Keilah, Kalina. Over 5o Exercises That Support Cross Training.
I do not pretend to be an expert on fitness. I am not a certified trainer, but I work out every single day with one. I would like to think I know a thing or two about proper form, proper weight, proper number of reps, and so on. This book fell short in all of these areas.
The subtitle of this book is Revolutionary Guide to Prevent Injury. I kept looking for the evidence of revolutionary. What makes this book revolutionary? The why of it all was missing.
Here were the cons for me:
1. The information was cookie-cutter and very abbreviated.
2. The layout of information was confusing. Starts with Rotator Cuff then Abdominals. What is so important about the rotator cuff?
3. Abbreviations were not explained. What is TA, RA, EO?
4. Not a lot of information about proper form except shoulder winging. No explanation about why shoulder winging is so bad, either.
5. There was no prep on what equipment one would need: dumbbells, stability ball, cables (gym membership?), resistance bands (mini and regular), foam roller, small ball for feet.

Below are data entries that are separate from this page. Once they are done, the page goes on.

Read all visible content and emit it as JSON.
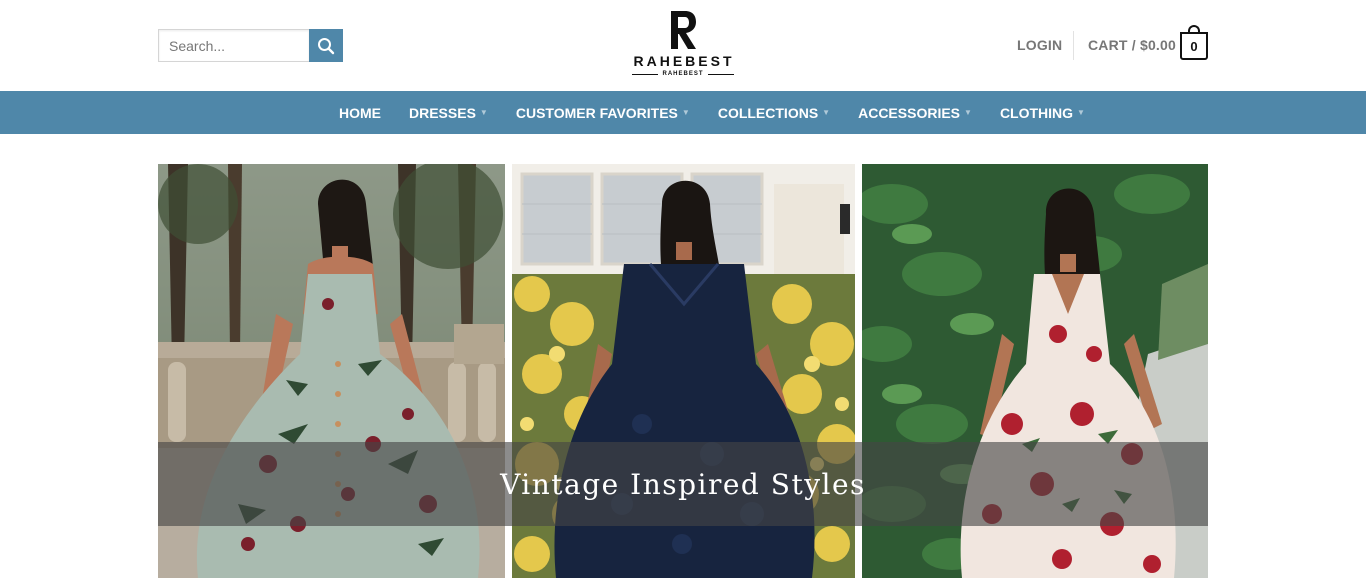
{
  "search": {
    "placeholder": "Search..."
  },
  "logo": {
    "name": "RAHEBEST",
    "sub": "RAHEBEST",
    "mark": "R"
  },
  "account": {
    "login_label": "LOGIN"
  },
  "cart": {
    "label": "CART / $0.00",
    "count": "0"
  },
  "nav": {
    "items": [
      {
        "label": "HOME",
        "has_dropdown": false
      },
      {
        "label": "DRESSES",
        "has_dropdown": true
      },
      {
        "label": "CUSTOMER FAVORITES",
        "has_dropdown": true
      },
      {
        "label": "COLLECTIONS",
        "has_dropdown": true
      },
      {
        "label": "ACCESSORIES",
        "has_dropdown": true
      },
      {
        "label": "CLOTHING",
        "has_dropdown": true
      }
    ]
  },
  "hero": {
    "caption": "Vintage Inspired Styles"
  },
  "colors": {
    "accent": "#4f87a9",
    "text_muted": "#777777"
  },
  "icons": {
    "search_button": "search-icon",
    "cart": "cart-bag-icon",
    "nav_dropdown": "chevron-down-icon"
  }
}
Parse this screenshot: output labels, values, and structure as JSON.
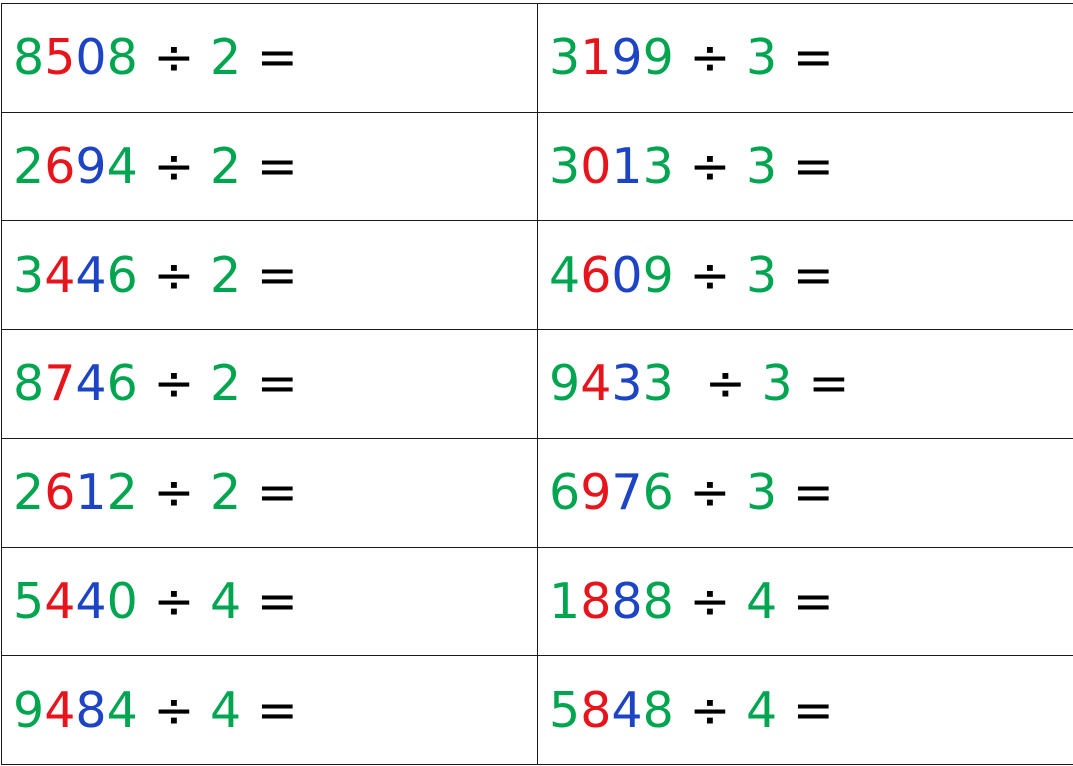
{
  "colors": {
    "thousands": "#00a550",
    "hundreds": "#e8141c",
    "tens": "#1c44c4",
    "ones": "#00a550",
    "divisor": "#00a550",
    "operator": "#000000"
  },
  "symbols": {
    "divide": "÷",
    "equals": "="
  },
  "rows": [
    {
      "left": {
        "th": "8",
        "h": "5",
        "t": "0",
        "o": "8",
        "divisor": "2",
        "gap": " "
      },
      "right": {
        "th": "3",
        "h": "1",
        "t": "9",
        "o": "9",
        "divisor": "3",
        "gap": " "
      }
    },
    {
      "left": {
        "th": "2",
        "h": "6",
        "t": "9",
        "o": "4",
        "divisor": "2",
        "gap": " "
      },
      "right": {
        "th": "3",
        "h": "0",
        "t": "1",
        "o": "3",
        "divisor": "3",
        "gap": " "
      }
    },
    {
      "left": {
        "th": "3",
        "h": "4",
        "t": "4",
        "o": "6",
        "divisor": "2",
        "gap": " "
      },
      "right": {
        "th": "4",
        "h": "6",
        "t": "0",
        "o": "9",
        "divisor": "3",
        "gap": " "
      }
    },
    {
      "left": {
        "th": "8",
        "h": "7",
        "t": "4",
        "o": "6",
        "divisor": "2",
        "gap": " "
      },
      "right": {
        "th": "9",
        "h": "4",
        "t": "3",
        "o": "3",
        "divisor": "3",
        "gap": "  "
      }
    },
    {
      "left": {
        "th": "2",
        "h": "6",
        "t": "1",
        "o": "2",
        "divisor": "2",
        "gap": " "
      },
      "right": {
        "th": "6",
        "h": "9",
        "t": "7",
        "o": "6",
        "divisor": "3",
        "gap": " "
      }
    },
    {
      "left": {
        "th": "5",
        "h": "4",
        "t": "4",
        "o": "0",
        "divisor": "4",
        "gap": " "
      },
      "right": {
        "th": "1",
        "h": "8",
        "t": "8",
        "o": "8",
        "divisor": "4",
        "gap": " "
      }
    },
    {
      "left": {
        "th": "9",
        "h": "4",
        "t": "8",
        "o": "4",
        "divisor": "4",
        "gap": " "
      },
      "right": {
        "th": "5",
        "h": "8",
        "t": "4",
        "o": "8",
        "divisor": "4",
        "gap": " "
      }
    }
  ]
}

6. There were inconsistencies with illustrations as well. Back and glute muscles are clearly defined but not abdominals.
7. Some information was repetitious (not helpful when the “book” is only 88 pages long): what is the difference between “angry cat/flat back” and “cat/cow” or the hamstring stretch on page 61 from the hamstring stretch on page 71?
8. Descriptions about how to perform exercises were lacking. How do you do 10 – 15 reps on each side of angry cat/flat back? Illustrations do not match written instructions.

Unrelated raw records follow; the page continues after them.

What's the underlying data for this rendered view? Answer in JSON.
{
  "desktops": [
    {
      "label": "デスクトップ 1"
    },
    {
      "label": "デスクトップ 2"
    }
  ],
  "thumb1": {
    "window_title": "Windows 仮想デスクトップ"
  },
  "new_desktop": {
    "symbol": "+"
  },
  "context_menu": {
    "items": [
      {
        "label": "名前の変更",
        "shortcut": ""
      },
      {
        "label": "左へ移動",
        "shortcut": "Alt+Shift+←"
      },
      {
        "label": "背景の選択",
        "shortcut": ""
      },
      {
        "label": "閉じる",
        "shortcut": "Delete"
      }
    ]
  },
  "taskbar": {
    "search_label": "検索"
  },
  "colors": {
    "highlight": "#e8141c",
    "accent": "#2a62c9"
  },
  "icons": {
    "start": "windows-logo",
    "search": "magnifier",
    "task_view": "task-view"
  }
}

9. What is a subscapularis and why should I care?
10. Someone could hurt themselves if they do not chose the proper weight or use proper form, but there is no guidance on either.
I did like the section on foam rolling, since I hate foam rolling. The Theragun saved my life.
In short, there was so much more that could have gone into this book.